* TASK PROMPT:
Please give back each line of the material unchanged, but without the images.

* INFORMATION GIVEN:
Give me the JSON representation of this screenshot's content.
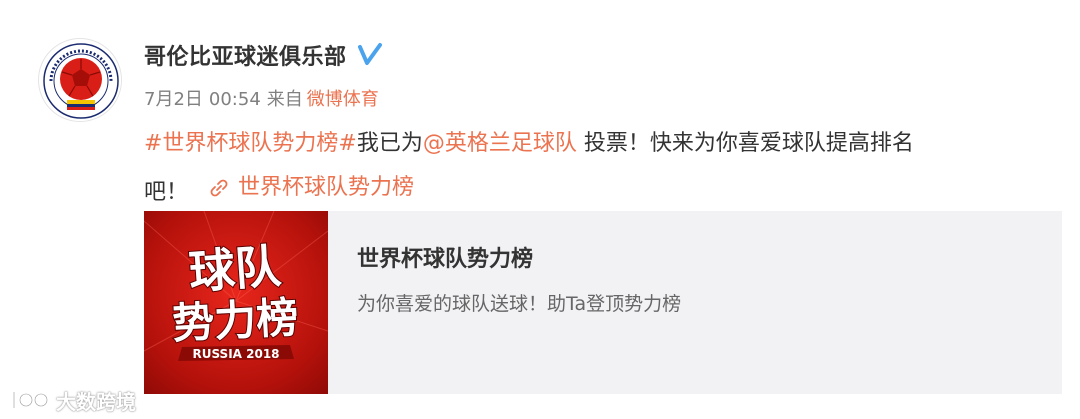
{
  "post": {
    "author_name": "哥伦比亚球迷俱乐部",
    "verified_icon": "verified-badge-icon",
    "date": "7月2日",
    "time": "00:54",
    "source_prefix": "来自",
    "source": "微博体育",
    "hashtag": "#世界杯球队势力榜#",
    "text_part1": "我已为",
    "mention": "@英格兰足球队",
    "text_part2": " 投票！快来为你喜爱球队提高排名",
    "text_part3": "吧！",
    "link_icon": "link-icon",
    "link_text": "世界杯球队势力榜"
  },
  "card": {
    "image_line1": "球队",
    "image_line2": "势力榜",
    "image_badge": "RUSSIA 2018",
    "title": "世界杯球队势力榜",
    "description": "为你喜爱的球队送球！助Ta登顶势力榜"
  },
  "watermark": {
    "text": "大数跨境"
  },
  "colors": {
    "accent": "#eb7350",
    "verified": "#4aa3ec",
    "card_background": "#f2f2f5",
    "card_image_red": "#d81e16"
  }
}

* TASK RESPONSE:
Give me the JSON representation of this screenshot's content.
{
  "post": {
    "author_name": "哥伦比亚球迷俱乐部",
    "verified_icon": "verified-badge-icon",
    "date": "7月2日",
    "time": "00:54",
    "source_prefix": "来自",
    "source": "微博体育",
    "hashtag": "#世界杯球队势力榜#",
    "text_part1": "我已为",
    "mention": "@英格兰足球队",
    "text_part2": " 投票！快来为你喜爱球队提高排名",
    "text_part3": "吧！",
    "link_icon": "link-icon",
    "link_text": "世界杯球队势力榜"
  },
  "card": {
    "image_line1": "球队",
    "image_line2": "势力榜",
    "image_badge": "RUSSIA 2018",
    "title": "世界杯球队势力榜",
    "description": "为你喜爱的球队送球！助Ta登顶势力榜"
  },
  "watermark": {
    "text": "大数跨境"
  },
  "colors": {
    "accent": "#eb7350",
    "verified": "#4aa3ec",
    "card_background": "#f2f2f5",
    "card_image_red": "#d81e16"
  }
}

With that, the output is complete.